Preakness Stakes Betting

While it’s impossible to give any hard and fast rules for betting the Preakness Stakes—or any other horse race for that matter—there are several concepts unique to the race that have to be taken into account when handicapping the second leg of horse racing’s Triple Crown.  Obviously these alone won’t get the job done, and particularly since the field won’t be set until the week before the race.  That notwithstanding, once the field is announced it’s important to evaluate all of the entries not only as you would any other race but with the following concepts in mind:

DISTANCE: The Preakness Stakes is run over a distance of a mile and 3/16, meaning that it’s actually a little bit shorter than the Kentucky Derby which precedes it by two weeks.  That means that there’s not much of a question about Preakness entrants’ ability to handle this distance.  That’s a serious concern for the third leg of the Triple Crown—the Belmont—which is contested over a mile and a half.

Most three year olds of the class to be considered for entry into the Kentucky Derby or Preakness will have had previous experience at the distance in their prep campaign earlier in the spring.  While the Belmont distance is such that early speed has a difficult time prevailing in the Triple Crown’s final leg, a top level speedster can occasionally set a fast pace and win in the Preakness Stakes.

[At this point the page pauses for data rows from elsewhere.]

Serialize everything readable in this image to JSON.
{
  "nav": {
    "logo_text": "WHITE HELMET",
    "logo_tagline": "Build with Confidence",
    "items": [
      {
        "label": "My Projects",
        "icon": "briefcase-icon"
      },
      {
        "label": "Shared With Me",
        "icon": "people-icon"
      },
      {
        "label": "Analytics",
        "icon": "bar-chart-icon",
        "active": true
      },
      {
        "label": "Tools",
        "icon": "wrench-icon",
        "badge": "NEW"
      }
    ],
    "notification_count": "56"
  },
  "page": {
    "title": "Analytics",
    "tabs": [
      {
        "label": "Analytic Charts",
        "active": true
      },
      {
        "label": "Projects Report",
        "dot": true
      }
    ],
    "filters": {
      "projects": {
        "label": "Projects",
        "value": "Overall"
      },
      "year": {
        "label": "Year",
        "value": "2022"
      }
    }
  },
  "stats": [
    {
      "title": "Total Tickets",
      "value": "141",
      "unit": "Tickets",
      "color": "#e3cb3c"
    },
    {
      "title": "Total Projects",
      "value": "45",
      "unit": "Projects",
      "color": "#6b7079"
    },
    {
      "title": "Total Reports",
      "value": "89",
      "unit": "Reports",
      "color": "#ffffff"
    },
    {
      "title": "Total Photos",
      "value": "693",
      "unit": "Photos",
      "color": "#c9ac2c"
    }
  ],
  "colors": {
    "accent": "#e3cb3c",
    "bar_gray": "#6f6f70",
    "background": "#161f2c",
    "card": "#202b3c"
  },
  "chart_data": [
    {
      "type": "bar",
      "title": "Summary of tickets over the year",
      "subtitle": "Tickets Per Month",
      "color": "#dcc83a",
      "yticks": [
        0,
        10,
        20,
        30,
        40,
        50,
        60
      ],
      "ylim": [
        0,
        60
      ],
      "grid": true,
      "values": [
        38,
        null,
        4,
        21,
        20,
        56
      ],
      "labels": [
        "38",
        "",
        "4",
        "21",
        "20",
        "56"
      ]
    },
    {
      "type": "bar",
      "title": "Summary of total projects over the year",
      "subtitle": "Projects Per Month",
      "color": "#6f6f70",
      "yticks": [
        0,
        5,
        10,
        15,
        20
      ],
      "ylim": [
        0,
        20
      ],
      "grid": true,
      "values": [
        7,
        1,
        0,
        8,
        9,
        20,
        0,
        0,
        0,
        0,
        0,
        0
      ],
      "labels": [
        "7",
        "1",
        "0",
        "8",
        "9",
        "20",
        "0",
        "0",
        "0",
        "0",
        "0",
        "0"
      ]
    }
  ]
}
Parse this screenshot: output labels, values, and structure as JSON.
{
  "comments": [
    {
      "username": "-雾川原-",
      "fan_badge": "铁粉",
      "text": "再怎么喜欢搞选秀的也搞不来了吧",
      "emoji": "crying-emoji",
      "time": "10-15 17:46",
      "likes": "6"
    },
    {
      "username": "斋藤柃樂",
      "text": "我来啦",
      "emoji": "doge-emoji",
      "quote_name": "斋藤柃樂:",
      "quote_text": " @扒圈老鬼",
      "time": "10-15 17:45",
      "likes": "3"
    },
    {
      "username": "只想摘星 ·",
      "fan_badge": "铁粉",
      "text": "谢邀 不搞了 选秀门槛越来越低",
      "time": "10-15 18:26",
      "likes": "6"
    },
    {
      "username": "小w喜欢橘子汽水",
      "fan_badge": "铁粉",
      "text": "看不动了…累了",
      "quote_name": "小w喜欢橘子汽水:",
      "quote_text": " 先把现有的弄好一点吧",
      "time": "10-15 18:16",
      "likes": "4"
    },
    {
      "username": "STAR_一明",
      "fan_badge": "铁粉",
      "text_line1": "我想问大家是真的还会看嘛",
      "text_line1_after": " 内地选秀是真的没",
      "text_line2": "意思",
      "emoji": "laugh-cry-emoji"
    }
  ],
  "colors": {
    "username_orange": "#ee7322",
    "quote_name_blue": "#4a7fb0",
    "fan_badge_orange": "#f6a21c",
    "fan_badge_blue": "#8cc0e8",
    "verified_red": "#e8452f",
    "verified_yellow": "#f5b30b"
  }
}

SCHEDULE: One of the most significant reasons that winning the Triple Crown is such a rare event is the grueling schedule of the three races.  While the ideal layoff between races varies from horse to horse, most high level equine competitors race fewer than 10 times per year.  In most cases, thoroughbreds seldom race without a break of three weeks to a month.  For a Triple Crown aspirant, however, it’s necessary to win three very competitive races in a five week span.  There is a two week gap between the Kentucky Derby and the Preakness, with three weeks between the Preakness and the Belmont.

In recent years there has been a trend away from horses running in all three legs unless they’re in contention for the Triple Crown.  The most common scenario is for a horse to run in the Kentucky Derby, skip the Preakness, and run in the Belmont though other combinations also occur.  For this reason, it’s worth giving special consideration to ‘rested’ horses.  In addition, it’s helpful to take a look at a horse’s past performances and see what his typical turnaround time between races is and how he’s fared when undertaking a heavy schedule.

The turnaround from the Kentucky Derby to the Preakness is especially brutal, with only two weeks between races.  Factor in logistical concerns such as shipping the horse from Kentucky to Maryland, getting him acclimated in his new surroundings and getting him out for some work on the track at Pimlico and it takes a special quality of competitor to be up to these demands.  For that reason it’s important to be on the lookout for a horse that skipped the Derby and particularly one with experience on the Pimlico track.

WEATHER/TRACK CONDITION: As anyone who watched the 2013 Kentucky Derby can attest, weather can be crucial to the outcome of a race.  As a species, horses are very sensitive to the conditions in which they run and the surfaces they run on.  On balance, most owners and trainers try to avoid racing a promising young horse in inclement weather or on a sloppy track.  If the weather at a racetrack becomes particularly bad you’ll see a number of ‘late scratches’ for this reason.  A Triple Crown race like the Belmont is a different matter and unless a horse’s connections have a reason to fear for his safety due to the elements or track conditions they usually makes the start.

If there is a chance for bad weather and/or an off track it’s essential to consider that when handicapping the race.  One good measure of a horse’s ability in this type of race can be found with a quick look at his past performances.  If a young horse has *any* experience on a muddy or sloppy track that’s a good indication that his connections have confidence in his abilities in these circumstances.  Most promising three year olds are brought along cautiously, and had there been a concern about the ability to perform in substandard conditions it’s unlikely they would have competed in it in the first place.

Another predictive component of a horse’s ability to run on a less than perfect track is past experience on turf and, to a lesser extent, synthetic surfaces.  Turf is more yielding than dirt, so there are some similarities between it and a muddy track.  In any case, experience on any surface other than dirt is a positive as it indicates an ability to adapt and perform on a variety of track types.

Finally, a horse’s pedigree can also indicate whether or not he’ll perform well in substandard track conditions.  Like so many other competitive traits, you’ll frequently see horses that do well in mud produce offspring that also perform well in the slop. If you are looking to do some Kentucky Derby betting, make sure you visit

POST POSITION: In theory, the horses who draw the inside post positions have an advantage over the ones to the outside in any race.  At Pimlico, however, there’s a historically demonstrated bias to horses that can run well on the rail.  There’s been a number of theories for why racing near the rail is so valuable at Pimlico, from firmer dirt to an advantage in the tight turns.  Whatever the reason, it’s something to pay attention to.  Only one horse—Rachel Alexandra in2009—has won the Preakness from the outside post position.